When caregivers start to put the needs of their patients before their own, it can cause them to withdraw from the outside world. They stop doing the things they used to do for pleasure and could start to withdraw from friends, family and other loved ones.
A change in behaviour is a key sign that all is not well. An increase in stress can lead to feelings of anger and irritability towards friends and loved ones. This could even spill out and manifest as negativity towards the patient in someone’s care.
Being in a constant state of overwhelm can lead to feelings of despair and hopelessness. The role of caregiver that once felt rewarding and positive might now seem pointless and something of a burden.
Carer fatigue can set in at any stage so it’s important to recognise the symptoms and then put measures in place to help yourself. The following strategies can help alleviate caregiver burnout and you can discover more ways to manage caregiver stress in our blog.
It’s always important to share how you’re feeling rather than bottle things up. If you’re feeling overwhelmed, talk to someone, whether that’s another professional or your family and friends.
Your time is just as important as anyone else’s so schedule regular breaks into your routine. Use these periods to recharge. Go for a walk, take a gym class, read a book or eat some nourishing food.
When your priority is looking after someone else, it can be hard to think about your own needs. But it’s just like the safety briefing on an aeroplane – you must put on your own oxygen mask before helping others with theirs. By looking after yourself, you will be in a better position to care for others.
It’s important to set boundaries between your role as a caregiver and your personal time. Everyone is entitled to time off, whether you’re a live-in carer, a support worker or you’re supporting a family member. It’s not selfish to say no, it’s self-preservation!
Having negative feelings is a normal human response and doesn’t mean you are a bad person or a bad caregiver. However, we can only change what we notice, so the first step is to accept that you might be suffering from carer fatigue. Once you do, you can start to make small changes to help you feel yourself again.
Every carer who suffers from carer fatigue will have a different experience based on how it affects them. There isn’t a set timeframe for recovery – it could take days, weeks or months – but the important thing is to start taking care of yourself sooner rather than later.
If you do suffer from carer fatigue, remember that it is a normal response to feeling overwhelmed and happens to many people in a care or support role. You can read about the challenges faced by caregivers in our blog Is being a support worker hard?
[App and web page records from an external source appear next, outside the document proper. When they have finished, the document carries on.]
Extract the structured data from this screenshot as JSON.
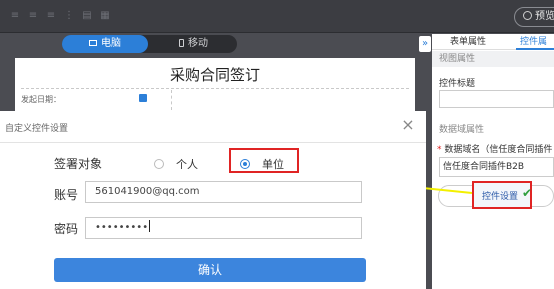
{
  "toolbar": {
    "icons": [
      "align-left-icon",
      "align-center-icon",
      "align-right-icon",
      "distribute-icon",
      "layer-icon",
      "grid-icon"
    ],
    "preview_label": "预览"
  },
  "device_switch": {
    "pc_label": "电脑",
    "mobile_label": "移动",
    "active": "pc"
  },
  "canvas": {
    "title": "采购合同签订",
    "date_label": "发起日期："
  },
  "collapse_handle": "»",
  "right_panel": {
    "tabs": [
      "表单属性",
      "控件属性"
    ],
    "active_tab": 1,
    "view_section": "视图属性",
    "control_title_label": "控件标题",
    "control_title_value": "",
    "domain_section": "数据域属性",
    "domain_name_label": "数据域名（信任度合同插件",
    "domain_name_value": "信任度合同插件B2B",
    "control_settings_label": "控件设置"
  },
  "dialog": {
    "title": "自定义控件设置",
    "close_label": "×",
    "signer_label": "签署对象",
    "options": [
      "个人",
      "单位"
    ],
    "selected_option": 1,
    "account_label": "账号",
    "account_value": "561041900@qq.com",
    "password_label": "密码",
    "password_value": "•••••••••",
    "confirm_label": "确认"
  },
  "colors": {
    "accent": "#2c7fd8",
    "highlight": "#e02424",
    "arrow": "#f3f000",
    "check": "#2e9e3e"
  }
}
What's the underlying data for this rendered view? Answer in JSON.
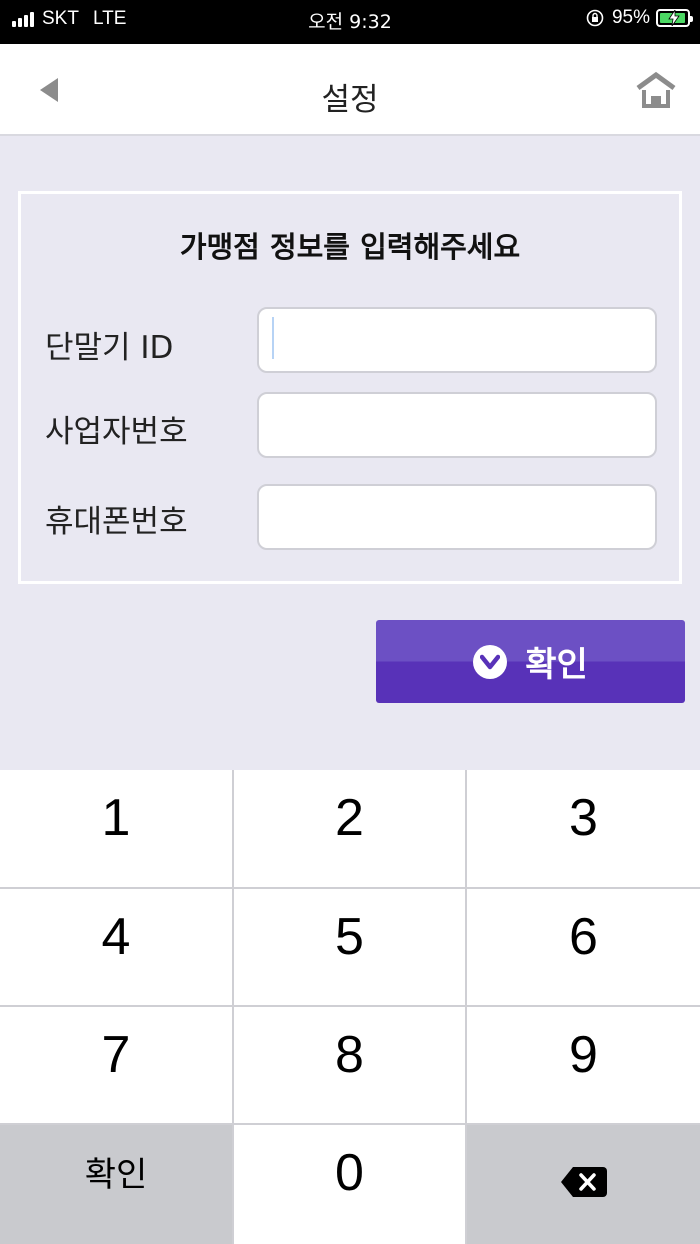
{
  "status_bar": {
    "carrier": "SKT",
    "network": "LTE",
    "time": "오전 9:32",
    "battery": "95%"
  },
  "header": {
    "title": "설정",
    "back_icon": "back-arrow-icon",
    "home_icon": "home-icon"
  },
  "form": {
    "heading": "가맹점 정보를 입력해주세요",
    "fields": [
      {
        "label": "단말기 ID",
        "value": "",
        "placeholder": ""
      },
      {
        "label": "사업자번호",
        "value": "",
        "placeholder": ""
      },
      {
        "label": "휴대폰번호",
        "value": "",
        "placeholder": ""
      }
    ]
  },
  "confirm_button": {
    "label": "확인",
    "icon": "check-circle-icon",
    "color_top": "#6c50c4",
    "color_bottom": "#5832b8"
  },
  "keypad": {
    "keys": [
      "1",
      "2",
      "3",
      "4",
      "5",
      "6",
      "7",
      "8",
      "9"
    ],
    "confirm_label": "확인",
    "zero": "0",
    "backspace_icon": "backspace-icon"
  }
}
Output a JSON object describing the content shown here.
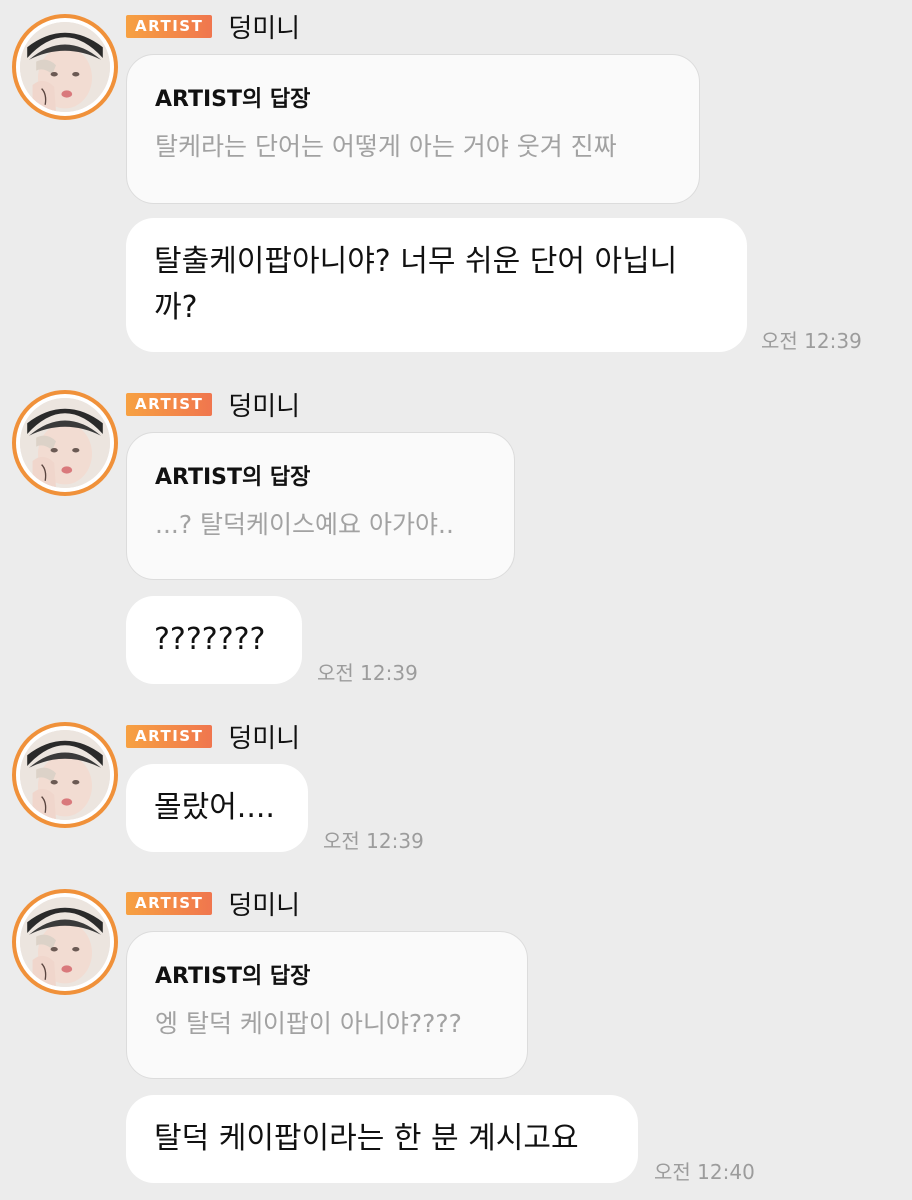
{
  "colors": {
    "background": "#ececec",
    "badge_gradient_start": "#f7a142",
    "badge_gradient_end": "#f0764e",
    "avatar_ring": "#f0913a",
    "reply_text": "#a2a2a2"
  },
  "messages": [
    {
      "badge": "ARTIST",
      "name": "덩미니",
      "reply_title": "ARTIST의 답장",
      "reply_text": "탈케라는 단어는 어떻게 아는 거야 웃겨 진짜",
      "text_line1": "탈출케이팝아니야? 너무 쉬운 단어 아닙니",
      "text_line2": "까?",
      "time": "오전 12:39"
    },
    {
      "badge": "ARTIST",
      "name": "덩미니",
      "reply_title": "ARTIST의 답장",
      "reply_text": "...? 탈덕케이스예요 아가야..",
      "text": "???????",
      "time": "오전 12:39"
    },
    {
      "badge": "ARTIST",
      "name": "덩미니",
      "text": "몰랐어....",
      "time": "오전 12:39"
    },
    {
      "badge": "ARTIST",
      "name": "덩미니",
      "reply_title": "ARTIST의 답장",
      "reply_text": "엥 탈덕 케이팝이 아니야????",
      "text": "탈덕 케이팝이라는 한 분 계시고요",
      "time": "오전 12:40"
    }
  ]
}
At Safehands Recruitment we have several resources on our website that cold help you to identify.